Psycholinguistics researcher & Spanish instructor at U. Illinois - Chicago

About my research

 I am interested in how the slow acquisition of abstract patterns from speech/text can be facilitated by manipulating factors like token frequency ("How often do you encounter this particular form?"), type frequency ("How many different candidate forms do you usually see in this particular context in a sentence?"), and input skewedness ("For this kind of sentence context, to what extent is the input disproportionally oriented towards a specific form?"). 

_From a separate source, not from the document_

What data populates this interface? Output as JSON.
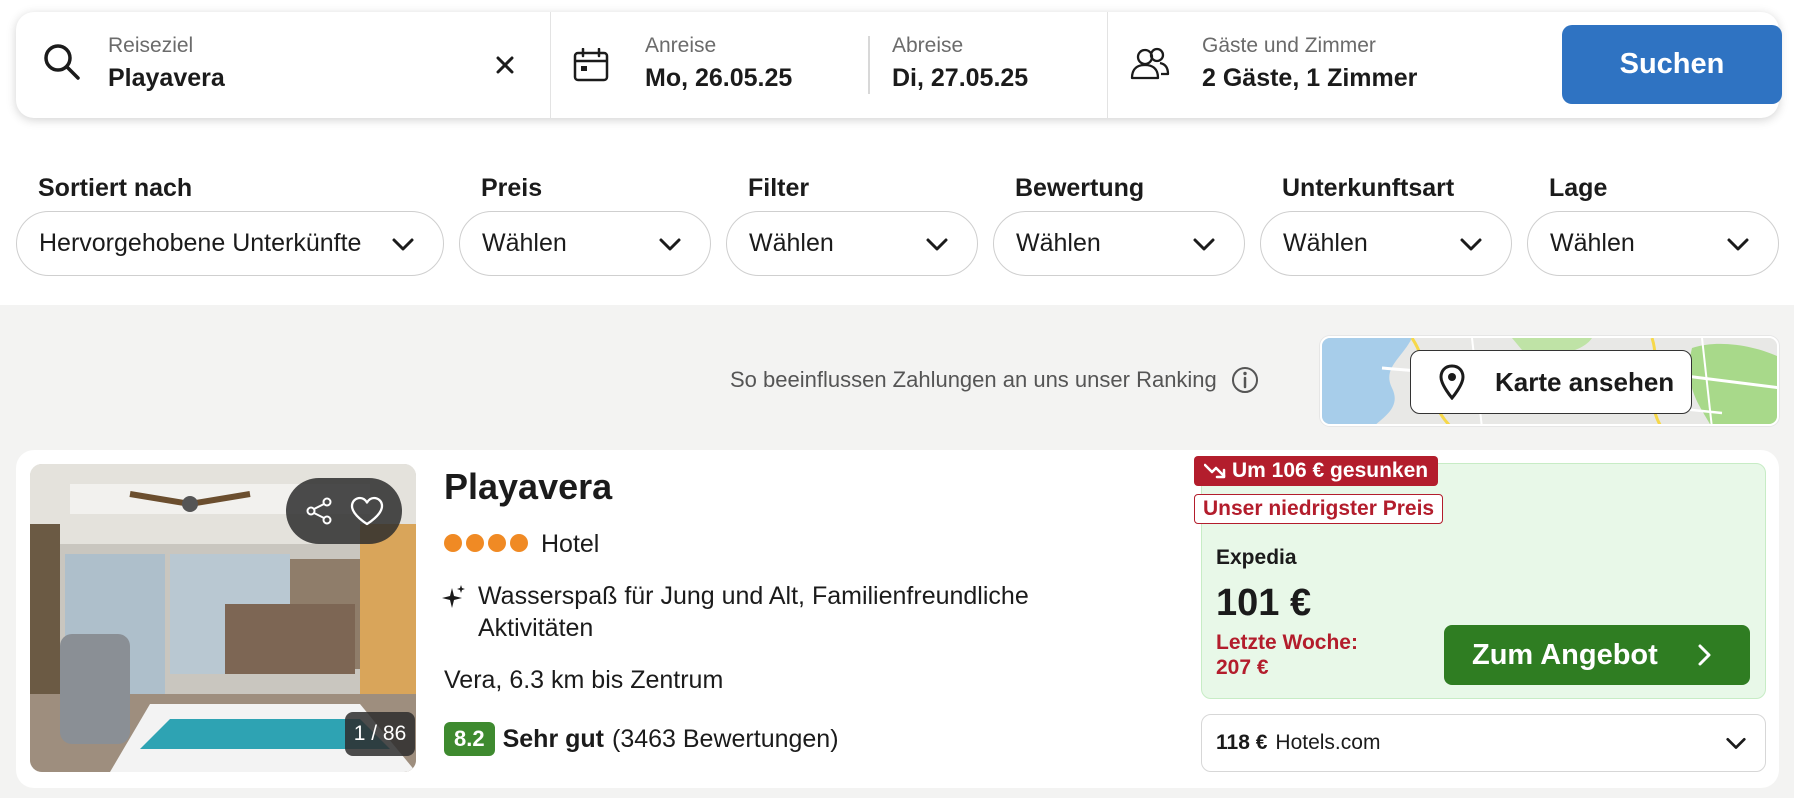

Beyond informing psycholinguistic theory, this can provide tangible suggestions for language educators by addressing questions such as: does encountering a form more frequently necessarily make it easier to recognize and produce? Is it better to teach new grammar by using a wide variety of words in the examples, or by sticking to a few familiar vocabulary items? Should teachers approximate the input frequencies encountered “in the real world,” or is it possible to tailor classroom input to facilitate L2 acquisition? The answers to such questions would be relevant at the level of designing a curriculum, at the level of planning a class activity, and even at the level of adjusting how a teacher uses the target language when speaking face-to-face with their students.

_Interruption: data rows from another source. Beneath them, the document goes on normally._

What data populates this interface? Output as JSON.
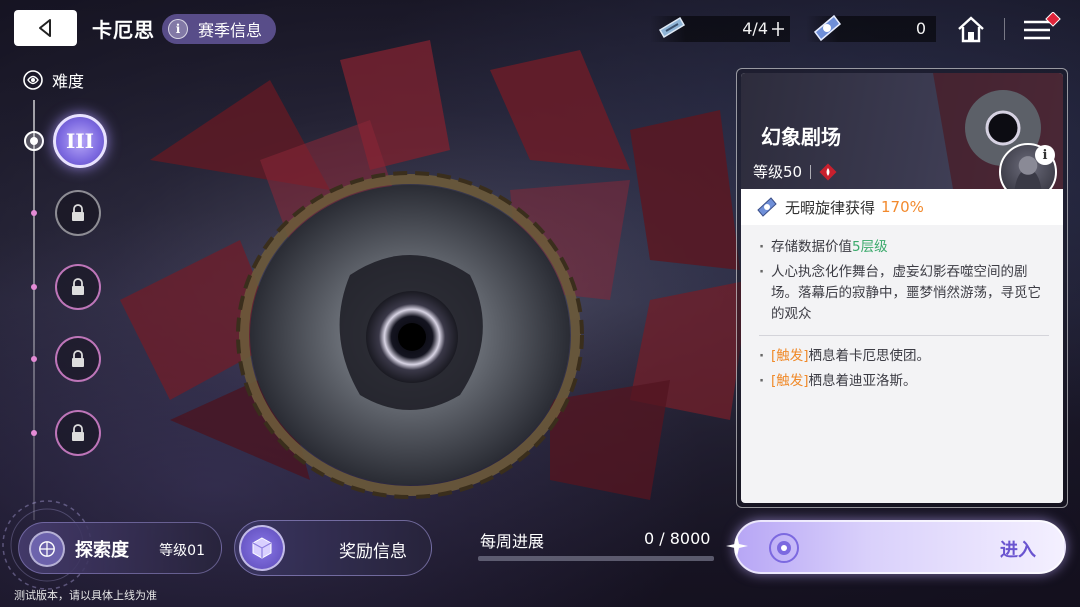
{
  "header": {
    "title": "卡厄思",
    "season_button": "赛季信息",
    "resource1": {
      "icon": "ticket-icon",
      "value": "4/4"
    },
    "resource2": {
      "icon": "melody-icon",
      "value": "0"
    }
  },
  "sidebar": {
    "difficulty_label": "难度",
    "selected_level": "III",
    "locked_count": 4
  },
  "card": {
    "title": "幻象剧场",
    "level": "等级50",
    "bonus_prefix": "无暇旋律获得",
    "bonus_pct": "170%",
    "store_prefix": "存储数据价值",
    "store_value": "5层级",
    "description": "人心执念化作舞台，虚妄幻影吞噬空间的剧场。落幕后的寂静中，噩梦悄然游荡，寻觅它的观众",
    "trigger_tag": "[触发]",
    "trigger1": "栖息着卡厄思使团。",
    "trigger2": "栖息着迪亚洛斯。"
  },
  "bottom": {
    "explore_label": "探索度",
    "explore_level": "等级01",
    "reward_label": "奖励信息",
    "weekly_label": "每周进展",
    "weekly_value": "0 / 8000",
    "weekly_progress": 0,
    "enter_label": "进入"
  },
  "footnote": "测试版本，请以具体上线为准",
  "colors": {
    "accent": "#7c69e0",
    "bonus": "#f28a2e",
    "store": "#3aa96b",
    "trigger": "#f08a2a",
    "enter_text": "#6a54d0"
  }
}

 More recently, I have become interest in how L2 morphosyntax acquisition is affected by implicit/unintentional/non-attentive and explicit/willful/attentive processes, which can potentially be pulled apart from the EEG signal using new decoding methods. The ultimate goal is to find the trade-off between deliberate rule-based learning and sheer practice/exposure that is most conducive to language learning, such that individual students can deliberately change the way that they pay attention to real-time language speech/text to maximize comprehension (and, thus, long-term learning) of the L2. If we can tailor these kinds of recommendations according to individuals'  particular cognitive profiles (which may vary along dimensions of working memory, executive control, etc.), then even better! 

Beyond just EEG methods, I am also interested in corpus-based methods. Recent projects include:

  • vocabulary profiling of language learner essays through word frequency-based measures
  • analyses of the word properties that drive development of Spanish grammatical constructions across proficiency levels
  • comparisons of heritage vs. native speaker Spanish word collocations.